Toss a coin to The Witcher

Sarah Posted by Sarah at January 10, 2020 17:43:47 January 10, 2020 17:43:47

Spoilers

Like Game of Thrones, Netflix’s big-budget fantasy adaptation The Witcher is based on a series of fantasy books, in this case by Polish author Andrzej Sapkowski (there is also a series of very popular video games). The Witcher is a fantasy world full of monsters, sorcery, tits, ass, incest, and yes, even a dragon, so you can see the appeal for those still reeling from their Thrones hangover. But The Witcher is also dumb. It’s SO dumb. It’s delightfully, wonderfully dumb. It’s dumb, and FUN, because The Witcher does not take itself seriously. There are no pretentions about telling a big, important story, with Grand Political Themes. The Witcher has nothing to say. And so it is free from the expectations Thrones built over years of self-serious storytelling, as well as the normal boundaries of “good” and “bad”. The Witcher is like Point Break: It’s technically proficient enough to be “good”, it’s stupid enough to be “bad”, and it’s balancing those things so perfectly as to be utterly enjoyable regardless of how you feel about its narrative merit. It’s just plain fun.
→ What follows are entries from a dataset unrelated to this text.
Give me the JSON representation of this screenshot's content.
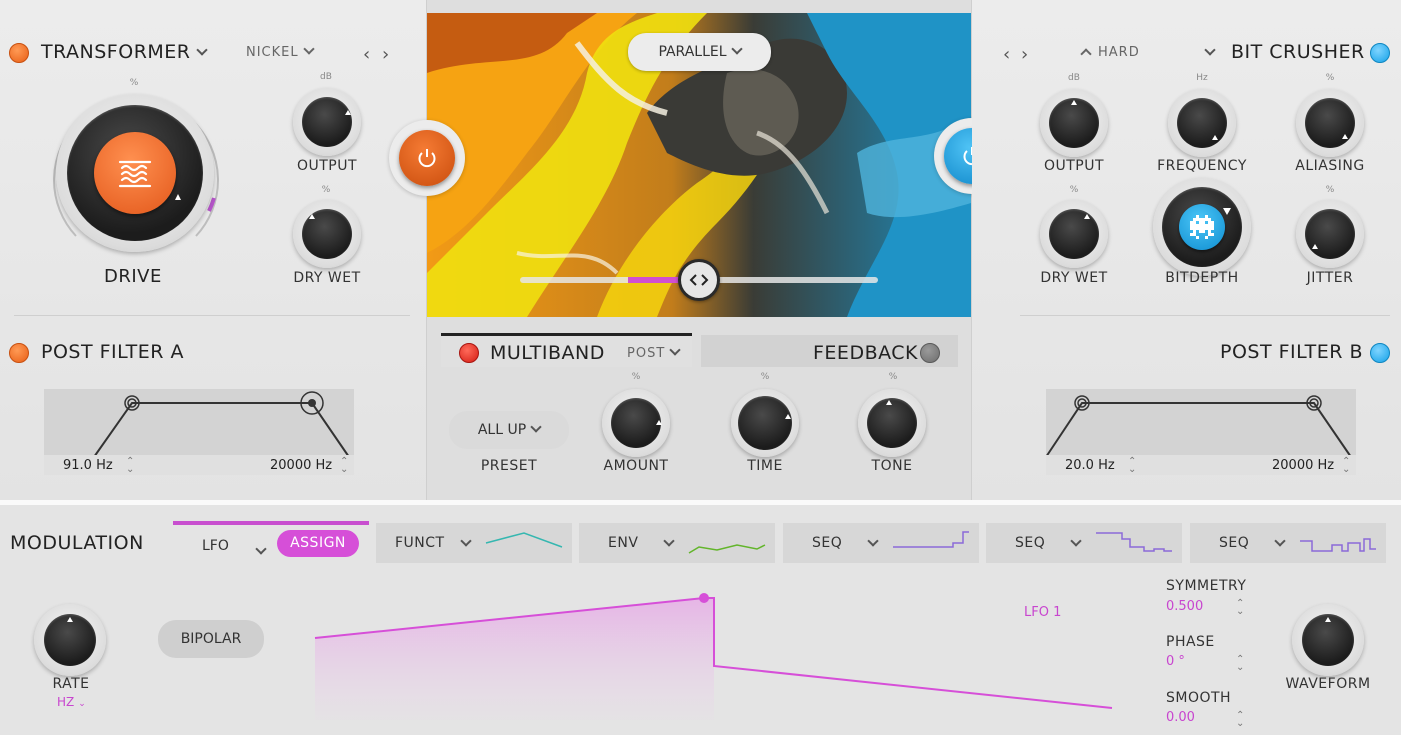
{
  "left": {
    "transformer": {
      "title": "TRANSFORMER",
      "preset": "NICKEL",
      "drive_label": "DRIVE",
      "drive_unit": "%",
      "output_label": "OUTPUT",
      "output_unit": "dB",
      "drywet_label": "DRY WET",
      "drywet_unit": "%"
    },
    "post_filter": {
      "title": "POST FILTER A",
      "low_freq": "91.0 Hz",
      "high_freq": "20000 Hz"
    }
  },
  "center": {
    "routing": "PARALLEL",
    "multiband": {
      "title": "MULTIBAND",
      "position": "POST"
    },
    "feedback": {
      "title": "FEEDBACK",
      "preset_value": "ALL UP",
      "preset_label": "PRESET",
      "amount_label": "AMOUNT",
      "time_label": "TIME",
      "tone_label": "TONE",
      "unit": "%"
    }
  },
  "right": {
    "bitcrusher": {
      "title": "BIT CRUSHER",
      "mode": "HARD",
      "output_label": "OUTPUT",
      "output_unit": "dB",
      "frequency_label": "FREQUENCY",
      "frequency_unit": "Hz",
      "aliasing_label": "ALIASING",
      "aliasing_unit": "%",
      "drywet_label": "DRY WET",
      "drywet_unit": "%",
      "bitdepth_label": "BITDEPTH",
      "jitter_label": "JITTER",
      "jitter_unit": "%"
    },
    "post_filter": {
      "title": "POST FILTER B",
      "low_freq": "20.0 Hz",
      "high_freq": "20000 Hz"
    }
  },
  "modulation": {
    "title": "MODULATION",
    "tabs": [
      {
        "label": "LFO",
        "assign": "ASSIGN"
      },
      {
        "label": "FUNCT"
      },
      {
        "label": "ENV"
      },
      {
        "label": "SEQ"
      },
      {
        "label": "SEQ"
      },
      {
        "label": "SEQ"
      }
    ],
    "rate_label": "RATE",
    "rate_unit": "HZ",
    "bipolar": "BIPOLAR",
    "lfo_name": "LFO 1",
    "symmetry_label": "SYMMETRY",
    "symmetry_value": "0.500",
    "phase_label": "PHASE",
    "phase_value": "0 °",
    "smooth_label": "SMOOTH",
    "smooth_value": "0.00",
    "waveform_label": "WAVEFORM"
  },
  "colors": {
    "orange": "#e8631a",
    "blue": "#1aa5ea",
    "magenta": "#d94fd8",
    "red": "#d8231a"
  }
}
The story is broken into three sections, each taking place in separate timelines (if you pay attention in the first few episodes, there are some really fun context clues that give away the fractured timeline). The main timeline is dedicated to Geralt of Rivia (Henry Cavill), a grouchy monster hunter with white hair and orange eyes who is as loathed as the monsters he slays. Does The Witcher try and make any connections between Geralt’s status as an undesirable outcast and real-world analogs like racism? No! The second timeline is devoted to Yennefer (Anya Chalotra), a hunchbacked half-elf girl with purple eyes who grows up to be a beautiful and powerful witch. Does The Witcher use Yennefer’s rise to power—and its steep cost—to comment on the oppression of women and suppression of feminine rage? Of course not! And the third timeline is given to Cirilla (Freya Allan), a young princess forced on the lam after her kingdom is sacked by a rival empire. Here The Witcher actually does make half of a point by suggesting that people don’t always love their rulers, though the show has no opinion on monarchy or imperialism, in general. These three stumble around a series of pubs and forests until their timelines merge. That’s the whole show.
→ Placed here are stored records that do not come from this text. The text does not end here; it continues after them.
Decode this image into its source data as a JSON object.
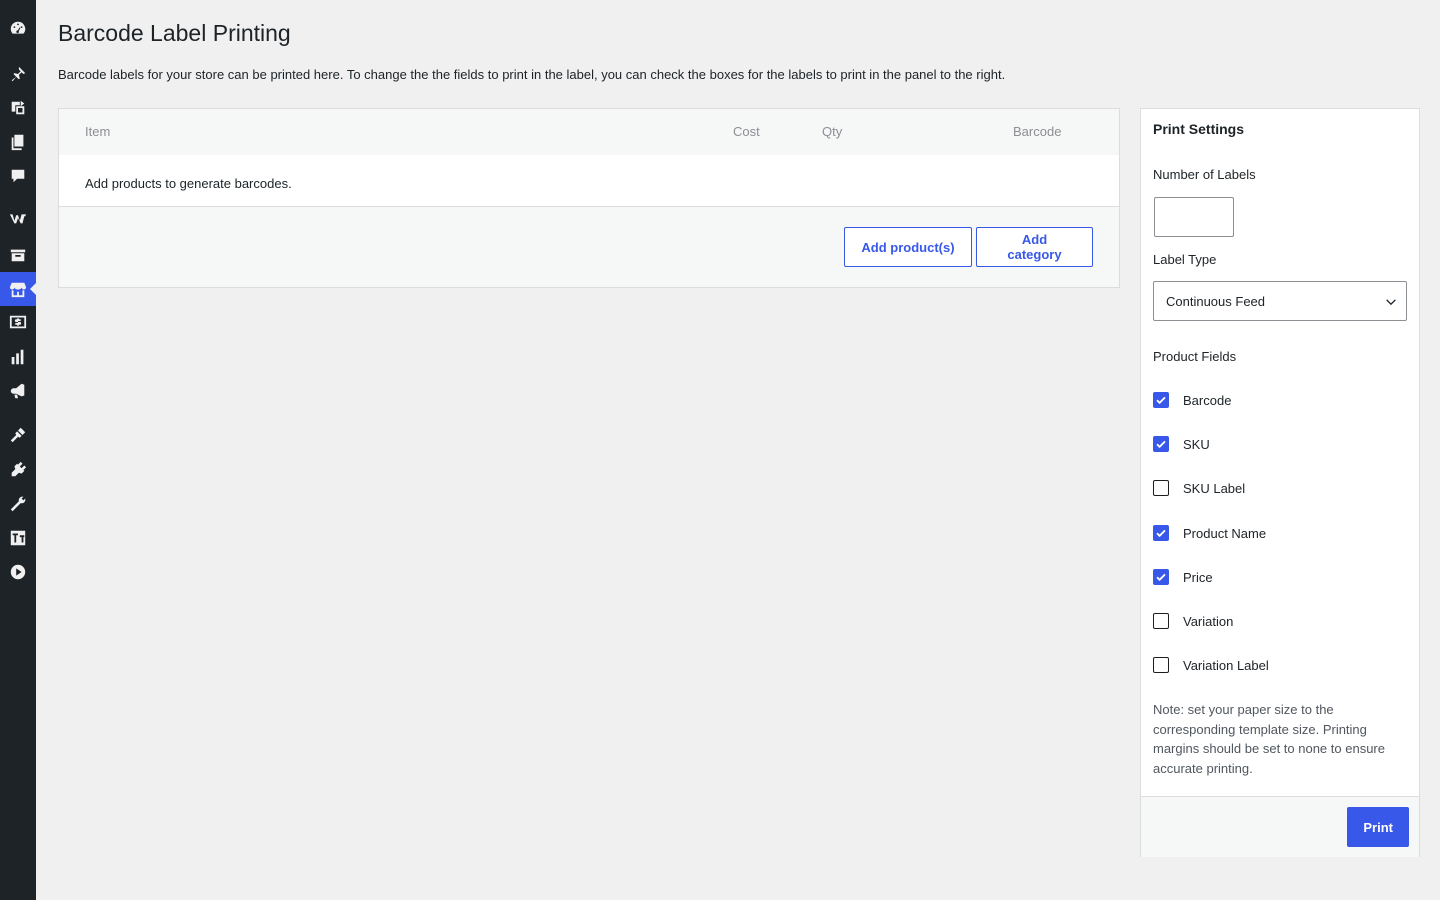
{
  "sidebar": {
    "items": [
      {
        "icon": "dashboard-icon"
      },
      {
        "icon": "pin-icon"
      },
      {
        "icon": "media-icon"
      },
      {
        "icon": "pages-icon"
      },
      {
        "icon": "comments-icon"
      },
      {
        "icon": "woocommerce-icon"
      },
      {
        "icon": "products-icon"
      },
      {
        "icon": "store-icon",
        "active": true
      },
      {
        "icon": "payments-icon"
      },
      {
        "icon": "analytics-icon"
      },
      {
        "icon": "marketing-icon"
      },
      {
        "icon": "appearance-icon"
      },
      {
        "icon": "plugins-icon"
      },
      {
        "icon": "tools-icon"
      },
      {
        "icon": "settings-icon"
      },
      {
        "icon": "play-icon"
      }
    ]
  },
  "page": {
    "title": "Barcode Label Printing",
    "description": "Barcode labels for your store can be printed here. To change the the fields to print in the label, you can check the boxes for the labels to print in the panel to the right."
  },
  "items_table": {
    "columns": [
      "Item",
      "Cost",
      "Qty",
      "Barcode"
    ],
    "empty_message": "Add products to generate barcodes.",
    "add_products_label": "Add product(s)",
    "add_category_label": "Add category"
  },
  "print_settings": {
    "title": "Print Settings",
    "number_of_labels_label": "Number of Labels",
    "number_of_labels_value": "",
    "label_type_label": "Label Type",
    "label_type_value": "Continuous Feed",
    "product_fields_label": "Product Fields",
    "fields": [
      {
        "label": "Barcode",
        "checked": true
      },
      {
        "label": "SKU",
        "checked": true
      },
      {
        "label": "SKU Label",
        "checked": false
      },
      {
        "label": "Product Name",
        "checked": true
      },
      {
        "label": "Price",
        "checked": true
      },
      {
        "label": "Variation",
        "checked": false
      },
      {
        "label": "Variation Label",
        "checked": false
      }
    ],
    "note": "Note: set your paper size to the corresponding template size. Printing margins should be set to none to ensure accurate printing.",
    "print_label": "Print"
  },
  "colors": {
    "accent": "#3858e9",
    "sidebar_bg": "#1d2327",
    "page_bg": "#f0f0f1"
  }
}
The Witcher makes perfect use of Henry Cavill. Like Keanu Reeves, Cavill isn’t so much a bad actor as he is good at very specific things, and so only shows to best advantage in particular circumstances. The Witcher makes good use of his physical capability with a series of stellar swordfights—the beat down in Blaviken is GREAT—and of his instinct for delivery. We saw this in The Man from U.N.C.L.E., where Cavill dropped lines for maximum bitchy effect. Here, Cavill times his “hmms” and “f-cks” perfectly, so that Geralt doesn’t really have to say anything to get the last word. This is not a deep character, so instead of trying to beef Geralt up with existential angst (like, say, Jon Snow), The Witcher and Cavill just make him a stable axis around which the more interesting women revolve.

The women of The Witcher is where this show is really at. Besides Ciri and Yennefer, there is also Queen Calanthe (Jodhi Mays, The Last of the Mohicans), a legendary warrior-queen and Ciri’s grandmother. And there are a host of other sorceresses, such as Yennefer’s teacher, Tissaia (MyAnna Buring), and her friends Triss (Anna Shaffer) and Sabrina (Therica Wilson-Reed). There is also a sorceress who breaks bad, Fringilla (Mimi Ndiweni), who frankly I wish we saw more of to better understand why she switches sides and allies with the conquering empire of Nilfgaard. At one point it is suggested Nilfgaardians are religious zealots, but we learn NOTHING about any religions in this world, so we have no way to frame that zealotry against the beliefs of anyone else. The Witcher could actually stand to fill in some of these blanks, but this show moves fast and plays it loose with worldbuilding details like “who believes in what religion”. The emphasis is less on the belief and more on what specific characters do because they have those beliefs. 

The Witcher is pure escapism. There are lots of hot dudes and hot ladies—although it remains all boobs and no dick, which is unfair and exploitative—swordfights, monsters, scheming, Henry Cavill without a shirt, a song that is as catchy as it is terrible, and murder. There is SO much murder. There is also plenty of action and just enough plot to keep the show clipping along at a nice pace. The Witcher is basically Game of Thrones, if Game of Thrones took itself less seriously. If you want a fantasy fix but don’t want to lose the next decade of your life to fan theories and expectations that will ultimately be disappointed, The Witcher is the show for you.


Attached - Henry Cavill, Anya Chalotra, and Freya Allan at The Witcher premiere in Warsaw last month. 

Photos:
Andreas Rentz/ Getty Images

Previous Article Next Article